● Problem
An exact copy of every record below is required, with the pictures left out.

#### Data for the task ####

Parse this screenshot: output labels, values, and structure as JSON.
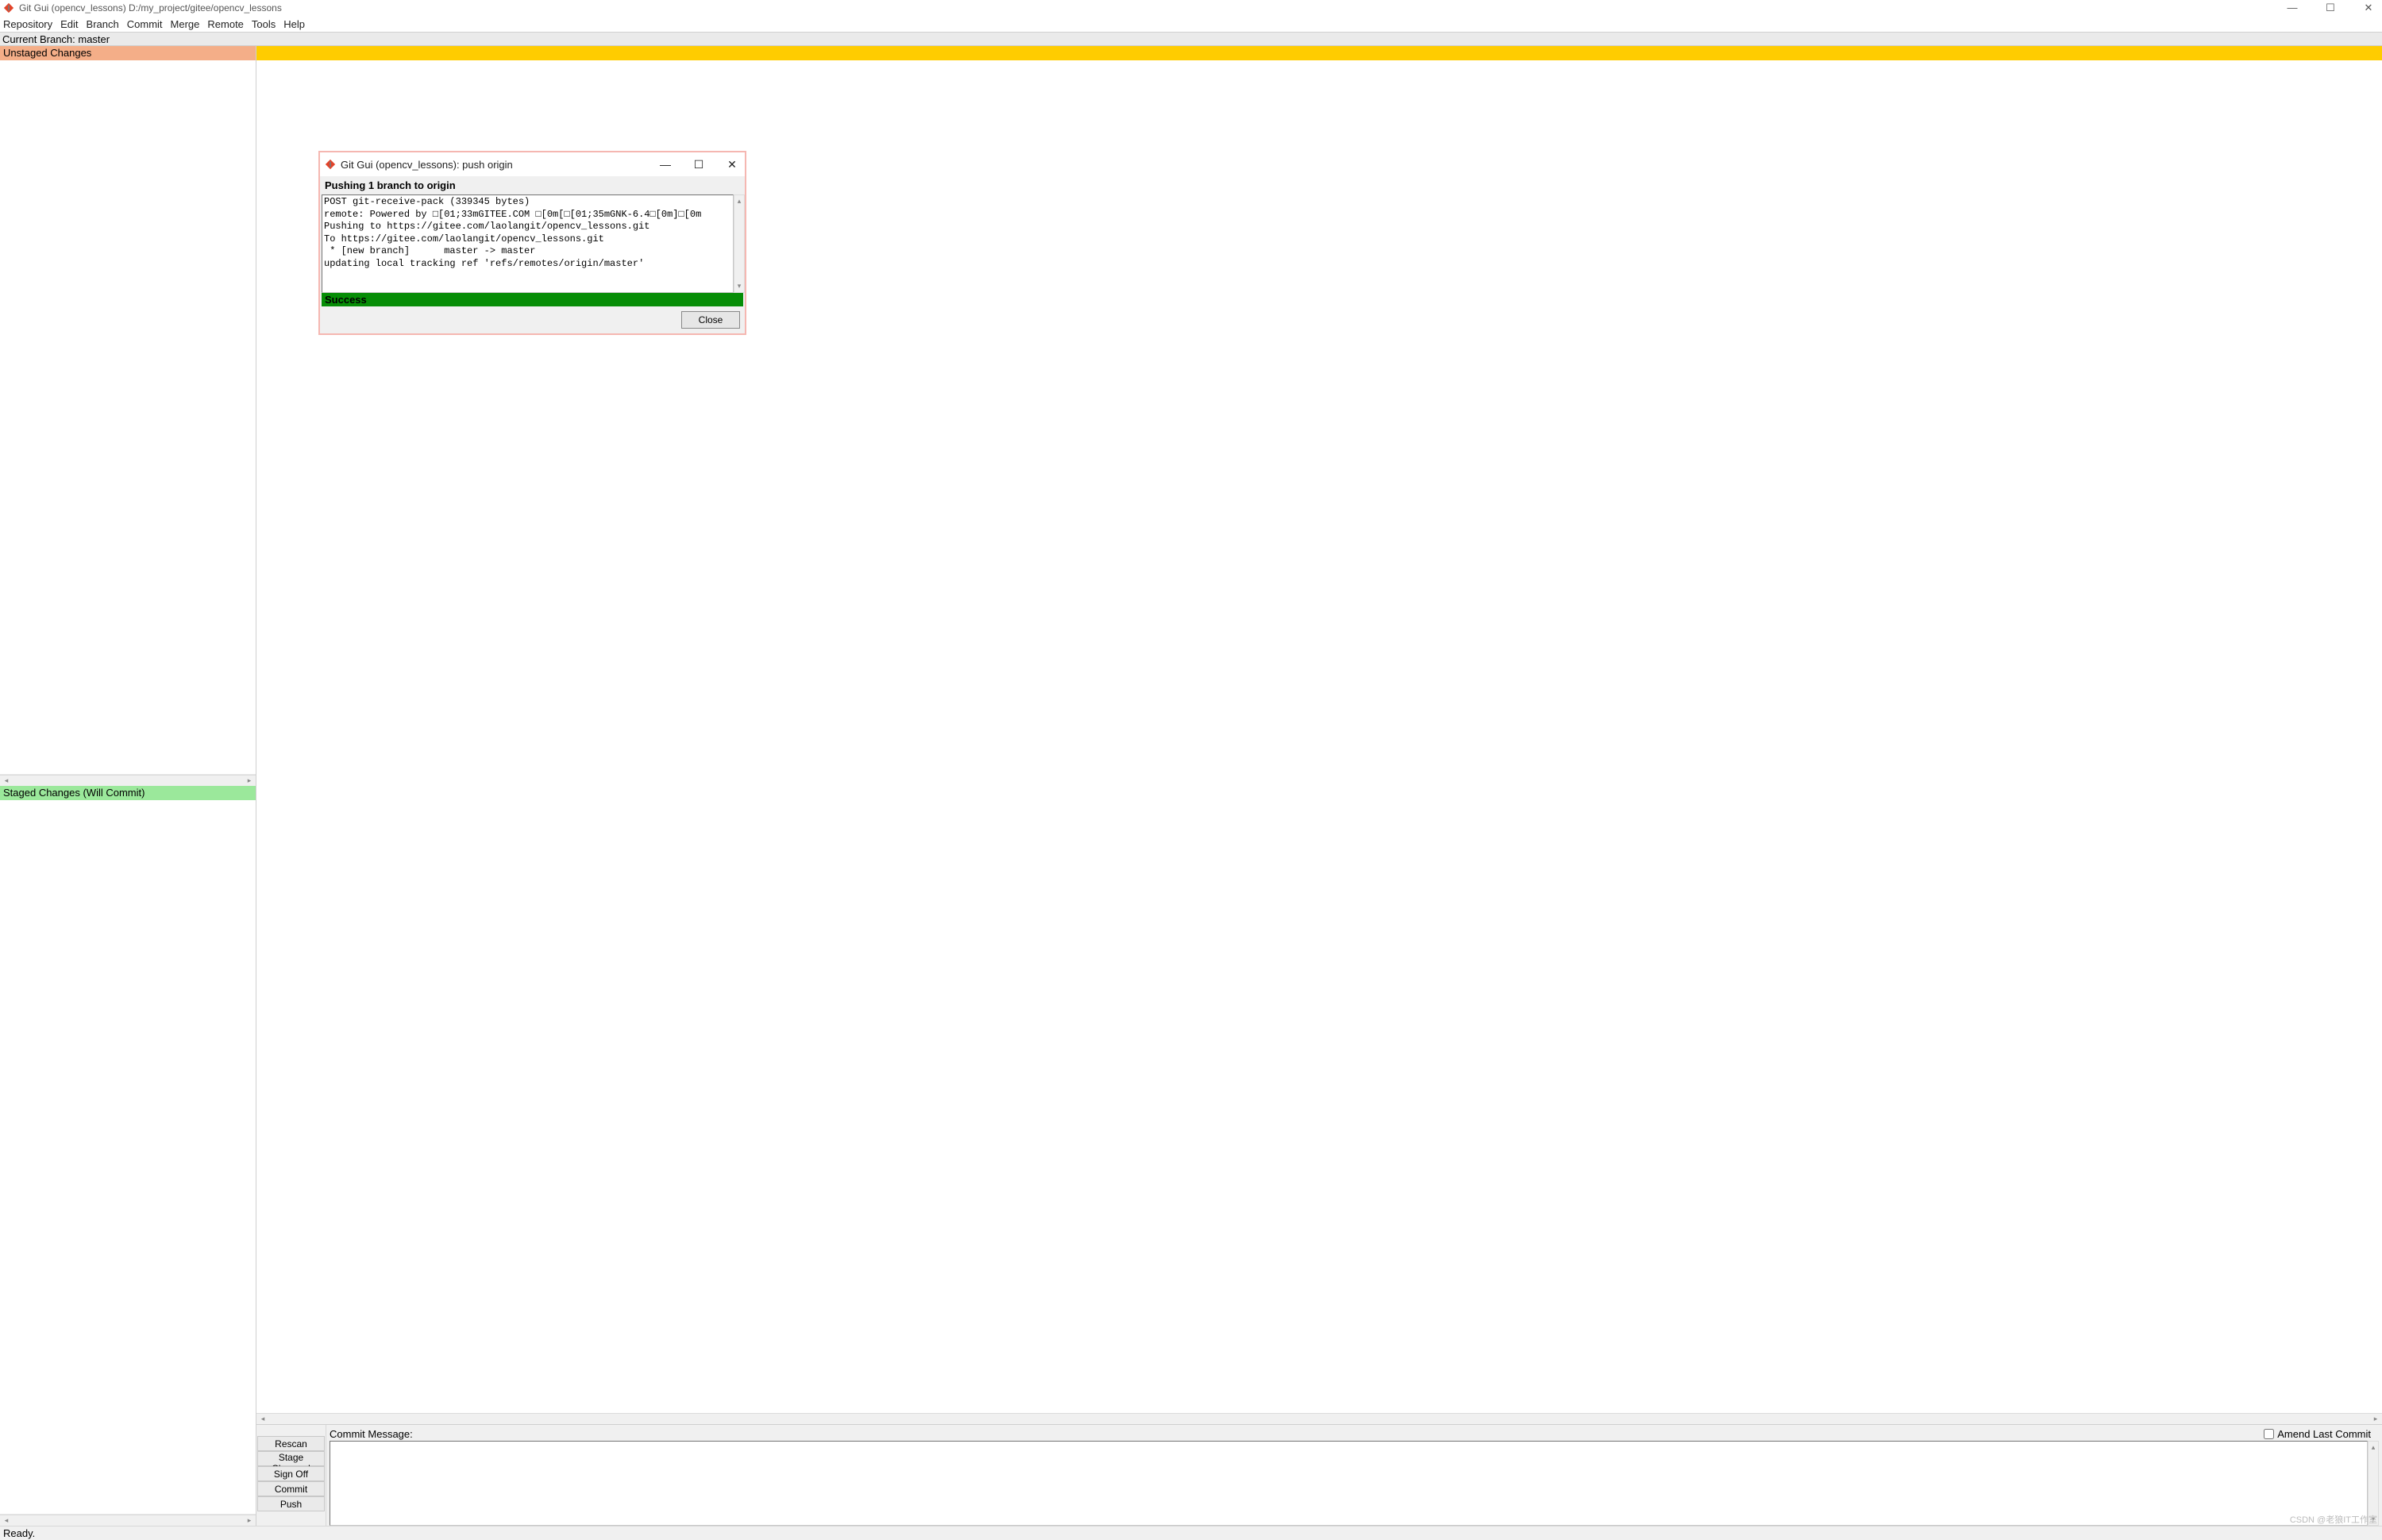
{
  "window": {
    "title": "Git Gui (opencv_lessons) D:/my_project/gitee/opencv_lessons"
  },
  "menu": {
    "repository": "Repository",
    "edit": "Edit",
    "branch": "Branch",
    "commit": "Commit",
    "merge": "Merge",
    "remote": "Remote",
    "tools": "Tools",
    "help": "Help"
  },
  "branchbar": "Current Branch: master",
  "left": {
    "unstaged": "Unstaged Changes",
    "staged": "Staged Changes (Will Commit)"
  },
  "commit": {
    "rescan": "Rescan",
    "stage_changed": "Stage Changed",
    "sign_off": "Sign Off",
    "commit": "Commit",
    "push": "Push",
    "msg_label": "Commit Message:",
    "amend_label": "Amend Last Commit",
    "msg_value": ""
  },
  "status": "Ready.",
  "dialog": {
    "title": "Git Gui (opencv_lessons): push origin",
    "subtitle": "Pushing 1 branch to origin",
    "output": "POST git-receive-pack (339345 bytes)\nremote: Powered by □[01;33mGITEE.COM □[0m[□[01;35mGNK-6.4□[0m]□[0m\nPushing to https://gitee.com/laolangit/opencv_lessons.git\nTo https://gitee.com/laolangit/opencv_lessons.git\n * [new branch]      master -> master\nupdating local tracking ref 'refs/remotes/origin/master'",
    "success": "Success",
    "close": "Close"
  },
  "watermark": "CSDN @老狼IT工作室"
}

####

● Output for this exercise
Parse this screenshot: output labels, values, and structure as JSON.
{
  "window": {
    "title": "Git Gui (opencv_lessons) D:/my_project/gitee/opencv_lessons"
  },
  "menu": {
    "repository": "Repository",
    "edit": "Edit",
    "branch": "Branch",
    "commit": "Commit",
    "merge": "Merge",
    "remote": "Remote",
    "tools": "Tools",
    "help": "Help"
  },
  "branchbar": "Current Branch: master",
  "left": {
    "unstaged": "Unstaged Changes",
    "staged": "Staged Changes (Will Commit)"
  },
  "commit": {
    "rescan": "Rescan",
    "stage_changed": "Stage Changed",
    "sign_off": "Sign Off",
    "commit": "Commit",
    "push": "Push",
    "msg_label": "Commit Message:",
    "amend_label": "Amend Last Commit",
    "msg_value": ""
  },
  "status": "Ready.",
  "dialog": {
    "title": "Git Gui (opencv_lessons): push origin",
    "subtitle": "Pushing 1 branch to origin",
    "output": "POST git-receive-pack (339345 bytes)\nremote: Powered by □[01;33mGITEE.COM □[0m[□[01;35mGNK-6.4□[0m]□[0m\nPushing to https://gitee.com/laolangit/opencv_lessons.git\nTo https://gitee.com/laolangit/opencv_lessons.git\n * [new branch]      master -> master\nupdating local tracking ref 'refs/remotes/origin/master'",
    "success": "Success",
    "close": "Close"
  },
  "watermark": "CSDN @老狼IT工作室"
}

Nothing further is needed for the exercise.